Tens of thousands of demonstrators have staged nine straight weeks of protests against President Emmanuel Macron's economic reforms that they say favour the elite.

The leader of the National Rally, formally known as the National Front, urged the movement to make the EU vote a referendum on the president's policies.

"In the context of the healthy popular revolt of the yellow vests, this European election on May 26, 2019 (..) offers the opportunity to unravel the political crisis born out of blindness, intransigence, class contempt, economic despoliation, and the human disconnect of a president," Le Pen told an election rally for her National Rally party.

The yellow vest movement has become a thorn in Macron's side. Born out of anger over a fuel tax hike, the protests have since spiralled into discontent with the president and have at times turned violent.

Although the movement has no overarching leader and is not linked to any political party or union, it does broadly share some of the far-right party's demands.

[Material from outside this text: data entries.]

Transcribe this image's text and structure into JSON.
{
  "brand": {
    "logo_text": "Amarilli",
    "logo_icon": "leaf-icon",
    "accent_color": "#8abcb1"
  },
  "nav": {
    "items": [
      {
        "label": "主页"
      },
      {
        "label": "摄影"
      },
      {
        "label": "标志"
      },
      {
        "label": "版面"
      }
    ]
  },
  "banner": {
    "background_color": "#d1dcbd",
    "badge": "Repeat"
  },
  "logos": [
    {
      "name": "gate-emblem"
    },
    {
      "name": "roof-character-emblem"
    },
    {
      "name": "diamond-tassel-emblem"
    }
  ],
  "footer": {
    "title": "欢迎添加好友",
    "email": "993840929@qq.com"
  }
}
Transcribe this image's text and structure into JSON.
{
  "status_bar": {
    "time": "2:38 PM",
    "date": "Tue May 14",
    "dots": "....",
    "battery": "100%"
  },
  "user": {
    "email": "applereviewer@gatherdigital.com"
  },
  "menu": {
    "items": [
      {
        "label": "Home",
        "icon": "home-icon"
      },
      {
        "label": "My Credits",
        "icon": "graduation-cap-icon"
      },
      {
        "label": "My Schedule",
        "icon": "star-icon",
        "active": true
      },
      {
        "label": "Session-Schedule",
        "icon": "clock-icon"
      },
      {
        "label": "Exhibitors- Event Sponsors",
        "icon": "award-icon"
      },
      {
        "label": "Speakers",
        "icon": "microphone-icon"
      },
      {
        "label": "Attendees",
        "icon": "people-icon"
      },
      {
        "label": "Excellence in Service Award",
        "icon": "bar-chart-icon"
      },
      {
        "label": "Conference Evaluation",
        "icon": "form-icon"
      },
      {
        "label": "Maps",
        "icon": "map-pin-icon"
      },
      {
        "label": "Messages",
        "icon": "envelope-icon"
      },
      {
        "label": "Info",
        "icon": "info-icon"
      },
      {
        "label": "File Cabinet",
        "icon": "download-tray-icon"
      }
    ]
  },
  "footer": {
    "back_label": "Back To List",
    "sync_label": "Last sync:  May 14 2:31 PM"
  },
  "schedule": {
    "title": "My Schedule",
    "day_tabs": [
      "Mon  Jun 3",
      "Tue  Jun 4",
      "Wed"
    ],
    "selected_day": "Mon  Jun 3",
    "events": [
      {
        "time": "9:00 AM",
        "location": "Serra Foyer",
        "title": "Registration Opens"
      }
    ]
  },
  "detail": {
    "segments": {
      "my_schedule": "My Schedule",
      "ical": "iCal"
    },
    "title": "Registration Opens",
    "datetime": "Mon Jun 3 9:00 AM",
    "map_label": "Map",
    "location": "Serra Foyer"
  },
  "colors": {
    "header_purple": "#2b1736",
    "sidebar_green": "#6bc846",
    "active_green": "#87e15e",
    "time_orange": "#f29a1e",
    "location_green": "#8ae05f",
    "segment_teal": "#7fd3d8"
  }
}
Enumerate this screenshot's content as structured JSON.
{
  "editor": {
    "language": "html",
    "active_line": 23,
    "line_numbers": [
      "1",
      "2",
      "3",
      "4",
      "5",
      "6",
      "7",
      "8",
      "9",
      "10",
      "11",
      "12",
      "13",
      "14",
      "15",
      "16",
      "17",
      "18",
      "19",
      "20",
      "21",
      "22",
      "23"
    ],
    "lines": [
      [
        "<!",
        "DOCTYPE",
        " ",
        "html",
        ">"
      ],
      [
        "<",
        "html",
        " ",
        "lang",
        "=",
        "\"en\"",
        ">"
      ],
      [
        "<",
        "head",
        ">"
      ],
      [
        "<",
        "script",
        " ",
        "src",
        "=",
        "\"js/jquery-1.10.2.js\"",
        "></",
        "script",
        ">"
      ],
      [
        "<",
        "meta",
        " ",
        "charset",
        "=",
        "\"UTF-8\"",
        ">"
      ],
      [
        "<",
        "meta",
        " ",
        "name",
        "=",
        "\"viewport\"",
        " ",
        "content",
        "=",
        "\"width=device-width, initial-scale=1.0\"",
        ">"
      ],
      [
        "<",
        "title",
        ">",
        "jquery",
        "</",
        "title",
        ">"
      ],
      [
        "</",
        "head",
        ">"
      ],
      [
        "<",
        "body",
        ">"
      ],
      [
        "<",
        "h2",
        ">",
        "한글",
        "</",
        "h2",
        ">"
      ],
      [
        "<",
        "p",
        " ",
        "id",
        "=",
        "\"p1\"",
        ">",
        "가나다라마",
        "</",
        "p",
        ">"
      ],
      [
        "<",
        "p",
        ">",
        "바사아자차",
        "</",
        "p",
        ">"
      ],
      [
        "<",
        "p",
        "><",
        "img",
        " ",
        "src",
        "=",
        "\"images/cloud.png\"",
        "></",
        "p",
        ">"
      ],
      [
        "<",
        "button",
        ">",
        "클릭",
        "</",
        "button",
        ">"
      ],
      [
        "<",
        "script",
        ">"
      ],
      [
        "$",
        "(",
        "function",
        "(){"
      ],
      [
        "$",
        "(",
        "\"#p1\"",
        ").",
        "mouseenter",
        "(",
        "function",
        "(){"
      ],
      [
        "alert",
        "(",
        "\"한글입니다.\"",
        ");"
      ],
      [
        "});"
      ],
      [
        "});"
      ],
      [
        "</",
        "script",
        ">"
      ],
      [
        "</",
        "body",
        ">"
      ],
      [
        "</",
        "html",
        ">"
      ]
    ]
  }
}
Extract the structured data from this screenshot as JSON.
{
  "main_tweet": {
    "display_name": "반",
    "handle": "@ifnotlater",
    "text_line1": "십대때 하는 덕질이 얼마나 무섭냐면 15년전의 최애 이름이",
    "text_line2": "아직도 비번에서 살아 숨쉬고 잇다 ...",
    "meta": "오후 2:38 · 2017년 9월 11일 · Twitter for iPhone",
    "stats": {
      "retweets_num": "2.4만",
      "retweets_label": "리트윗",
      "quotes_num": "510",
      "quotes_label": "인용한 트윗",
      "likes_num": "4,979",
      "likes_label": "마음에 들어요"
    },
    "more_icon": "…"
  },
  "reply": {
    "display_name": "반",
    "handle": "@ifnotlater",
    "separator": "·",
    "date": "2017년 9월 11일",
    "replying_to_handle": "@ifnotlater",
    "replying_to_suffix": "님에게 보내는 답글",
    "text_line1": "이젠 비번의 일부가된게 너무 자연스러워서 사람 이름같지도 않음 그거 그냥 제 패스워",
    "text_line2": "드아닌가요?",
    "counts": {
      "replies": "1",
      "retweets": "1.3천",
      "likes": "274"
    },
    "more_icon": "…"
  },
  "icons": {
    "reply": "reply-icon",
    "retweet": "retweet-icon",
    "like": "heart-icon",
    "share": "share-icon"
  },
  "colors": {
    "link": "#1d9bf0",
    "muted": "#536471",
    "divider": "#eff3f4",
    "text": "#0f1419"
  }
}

Those include proportional representation in parliament, direct democracy through Swiss-style referendums, less European integration, and the president's resignation.

"If Macron does not have the wisdom to go back to the people by dissolving parliament, then let the political arbitrage come from European elections," Le Pen said, as her supporters chanted for Macron to quit.

Both Le Pen and France's far-left leader Jean-Luc Melenchon have expressed their sympathies with the yellow vests and called for their support.

Le Pen is not running in the European election as she wants to remain in the French parliament. Instead, she presented 23-year-old Jordan Bardella as the party's leading candidate.

Reuters
Marine Le Pen and Jordan BardellaReuters

Le Pen said: "the battle is now between nationalists and globalists."

Macron's La Republique en Marche and the far-right party last faced off in the presidential vote of 2017.

However, since the start of the yellow vest protests in November, Le Pen's National Rally had gained in the polls with 24%, while Macron's party, whose own popularity has dwindled, scored 18%.